- DATA FOR PROCESSING -
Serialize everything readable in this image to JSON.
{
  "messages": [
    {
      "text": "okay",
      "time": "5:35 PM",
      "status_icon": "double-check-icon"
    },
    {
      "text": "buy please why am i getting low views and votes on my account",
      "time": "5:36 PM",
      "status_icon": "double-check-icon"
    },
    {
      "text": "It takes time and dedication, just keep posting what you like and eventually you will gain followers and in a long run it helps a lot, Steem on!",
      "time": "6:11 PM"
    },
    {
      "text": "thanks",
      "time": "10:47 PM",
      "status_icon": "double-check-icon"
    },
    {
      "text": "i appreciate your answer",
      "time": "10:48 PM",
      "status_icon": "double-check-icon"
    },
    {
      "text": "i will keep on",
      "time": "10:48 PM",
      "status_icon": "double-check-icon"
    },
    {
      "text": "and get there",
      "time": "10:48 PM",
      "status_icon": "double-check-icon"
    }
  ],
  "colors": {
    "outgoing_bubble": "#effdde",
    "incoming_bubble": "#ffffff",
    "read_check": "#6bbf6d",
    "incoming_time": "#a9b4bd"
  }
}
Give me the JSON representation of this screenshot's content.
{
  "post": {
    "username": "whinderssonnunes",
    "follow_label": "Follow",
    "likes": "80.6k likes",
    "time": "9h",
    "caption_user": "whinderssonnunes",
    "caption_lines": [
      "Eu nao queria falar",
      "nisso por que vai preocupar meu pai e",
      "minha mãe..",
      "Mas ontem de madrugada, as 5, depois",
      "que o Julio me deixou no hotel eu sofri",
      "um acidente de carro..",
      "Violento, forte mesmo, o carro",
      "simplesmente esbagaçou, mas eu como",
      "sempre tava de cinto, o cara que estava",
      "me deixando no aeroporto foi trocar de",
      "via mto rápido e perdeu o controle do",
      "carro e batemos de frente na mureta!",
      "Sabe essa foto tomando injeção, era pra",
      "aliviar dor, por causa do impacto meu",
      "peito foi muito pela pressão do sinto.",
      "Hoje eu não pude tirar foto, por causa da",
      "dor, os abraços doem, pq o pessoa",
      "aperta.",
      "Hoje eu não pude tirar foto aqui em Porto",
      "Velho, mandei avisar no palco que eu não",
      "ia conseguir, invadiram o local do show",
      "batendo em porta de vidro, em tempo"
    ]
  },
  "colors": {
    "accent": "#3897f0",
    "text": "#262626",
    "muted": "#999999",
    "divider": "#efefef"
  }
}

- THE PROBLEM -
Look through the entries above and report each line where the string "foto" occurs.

- ANSWER TO THE EXERCISE -
      "Sabe essa foto tomando injeção, era pra",
      "Hoje eu não pude tirar foto, por causa da",
      "Hoje eu não pude tirar foto aqui em Porto",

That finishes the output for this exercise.